"Suspecting there HAD to be more to Sibelious than Finlandia, I bought this CD, the violin concerto having been recommended by a friend. The concerto is excellent, but the surprise was symphony #2, which, even though played by an obscure (to me anyway) orchestra, was the real gem on this disc. The execution is flawless, with nice dynamic range, and the recording is very crisp and clear. Come for the concerto, stay for the symphony! You won't regret purchasing this one."
Surprising sleeper
Jeremy Starr | Provo, UT | 06/05/2002
(5 out of 5 stars)

"My brother and I are violinists and we love to find fabulous vioin recordings at low prices in obscure places. We have found them in some of the most neglected and overlooked labels and yet again, Seraphim delivers a gem (For other violin recordings on the Seraphim label we have ran into, email me... One of the most prolific characteristics of violin playing today is technical perfection over sound or musicality. Or, in other words, the performer gets 50% of the piece but still doesn't get that other half which requires literally knowing the work with your heart and soul just as much as with you fingers. Thus, the individuality, purity of interpretation and, and appropriate sound become the other 50%. It is disappointing to not find this complete 100% in most modern violinists. Recording becomes more of the goal than playing the work as it was meant to be played. It is truly moving and incredible to hear these 100% performances and this is surely one of them. Gidon Kremer may be relatively unknown to even the classical music buff but it known to most serious violinists. This recording is a wonderful example of his passion and sensitivity to stylistic needs and appropriate interpretation. However, this is more than just another of his private collection, it is an example of total violin playing. He expertly nimbles through the complicated technical labrynth of which is the Sibelius Violin Concerto but obviously does not wish to flaunt his flawless technique. From Gil Shaham to Heifetz, I have heard many recordings of this violin concerto and this one combines a true understanding of the music from the soloist AND the same from the wonderful Berlin Philharmonic, who actually add to the performance, rather than merely accompanying. Honestly, this is my preferred recording of the Sibelius Violin Concerto and definitely worth having in anyone's collection - especially violinists.The second symphony is also played with much heart and well-molded interpretation, a worthy recording for those who do not care to get this CD for the violin concerto. Hats off to Seraphim. :-)"
A totally solid budget choice
Xyp | Cincinnati, OH | 06/04/2007
(4 out of 5 stars)
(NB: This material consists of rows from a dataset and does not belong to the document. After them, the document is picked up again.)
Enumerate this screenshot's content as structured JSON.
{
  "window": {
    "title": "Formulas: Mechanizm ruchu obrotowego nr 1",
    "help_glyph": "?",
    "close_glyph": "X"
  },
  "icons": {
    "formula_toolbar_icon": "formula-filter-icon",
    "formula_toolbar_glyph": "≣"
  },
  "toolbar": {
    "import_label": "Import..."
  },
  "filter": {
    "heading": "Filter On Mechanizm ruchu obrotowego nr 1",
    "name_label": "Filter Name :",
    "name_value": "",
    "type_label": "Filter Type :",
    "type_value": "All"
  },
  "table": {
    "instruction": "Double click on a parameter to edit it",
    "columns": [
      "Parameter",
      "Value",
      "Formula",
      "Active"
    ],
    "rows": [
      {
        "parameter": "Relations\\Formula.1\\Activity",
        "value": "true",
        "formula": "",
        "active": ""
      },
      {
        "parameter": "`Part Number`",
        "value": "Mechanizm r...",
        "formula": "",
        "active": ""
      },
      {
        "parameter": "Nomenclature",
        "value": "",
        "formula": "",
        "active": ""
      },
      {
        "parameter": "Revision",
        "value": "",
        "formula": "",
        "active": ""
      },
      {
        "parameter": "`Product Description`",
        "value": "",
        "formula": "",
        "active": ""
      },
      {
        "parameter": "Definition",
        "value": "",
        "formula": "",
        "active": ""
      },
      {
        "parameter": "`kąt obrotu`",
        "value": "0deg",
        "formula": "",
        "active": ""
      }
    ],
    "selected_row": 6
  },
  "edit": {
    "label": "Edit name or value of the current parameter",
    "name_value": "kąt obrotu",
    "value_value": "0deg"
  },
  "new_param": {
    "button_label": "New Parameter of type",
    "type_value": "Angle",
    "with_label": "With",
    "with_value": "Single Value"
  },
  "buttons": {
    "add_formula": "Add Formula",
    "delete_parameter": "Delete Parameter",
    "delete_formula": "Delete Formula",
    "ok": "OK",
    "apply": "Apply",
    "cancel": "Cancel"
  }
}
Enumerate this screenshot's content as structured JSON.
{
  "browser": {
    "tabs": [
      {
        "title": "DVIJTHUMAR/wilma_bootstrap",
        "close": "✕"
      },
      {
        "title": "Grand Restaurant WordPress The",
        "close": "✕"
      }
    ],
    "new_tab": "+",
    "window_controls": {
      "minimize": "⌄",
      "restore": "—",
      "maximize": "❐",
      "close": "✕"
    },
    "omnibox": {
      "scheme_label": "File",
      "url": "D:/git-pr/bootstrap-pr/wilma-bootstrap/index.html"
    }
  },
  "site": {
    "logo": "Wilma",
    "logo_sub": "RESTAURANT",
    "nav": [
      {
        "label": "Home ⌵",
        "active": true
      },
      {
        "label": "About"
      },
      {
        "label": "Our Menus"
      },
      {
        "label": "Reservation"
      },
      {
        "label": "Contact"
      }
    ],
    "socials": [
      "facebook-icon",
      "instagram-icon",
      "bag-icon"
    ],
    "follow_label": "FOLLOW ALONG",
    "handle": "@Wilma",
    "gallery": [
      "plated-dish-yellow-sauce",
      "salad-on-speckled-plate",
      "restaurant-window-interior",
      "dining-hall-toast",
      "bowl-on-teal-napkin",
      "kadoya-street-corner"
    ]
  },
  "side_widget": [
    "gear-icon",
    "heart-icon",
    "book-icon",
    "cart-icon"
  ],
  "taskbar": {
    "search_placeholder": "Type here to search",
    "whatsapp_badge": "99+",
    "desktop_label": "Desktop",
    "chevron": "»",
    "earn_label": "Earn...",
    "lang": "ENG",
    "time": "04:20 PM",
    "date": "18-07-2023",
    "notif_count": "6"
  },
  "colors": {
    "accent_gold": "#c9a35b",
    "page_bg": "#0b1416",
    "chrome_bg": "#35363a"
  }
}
"The bottom line on this CD is that the performances combined with the price far outstrip any complaints about the sound quality. Speaking of which, reading a couple of the other reviews gives the impression that one can expect to be listening to the performances through a tin can, which couldn't be further from the truth: the disc isn't going to win any awards for sound engineering, to be certain, but it is totally listenable. I'll nitpick over bad sound as right along with the next guy, but this CD just isn't one of those.

Indeed, this disc is an absolute steal for what you're getting, which are great performances at a very good price: the youthful Kremer's violin playing is fairly straight ahead (really something, for him) and exciting and well supported by Muti and the Berliners, and Berglund's Sibelius is also well executed. I wouldn't say that these should be your first or only choice, but novices to either work are well recommended to this disc, as are any fans of the musicians."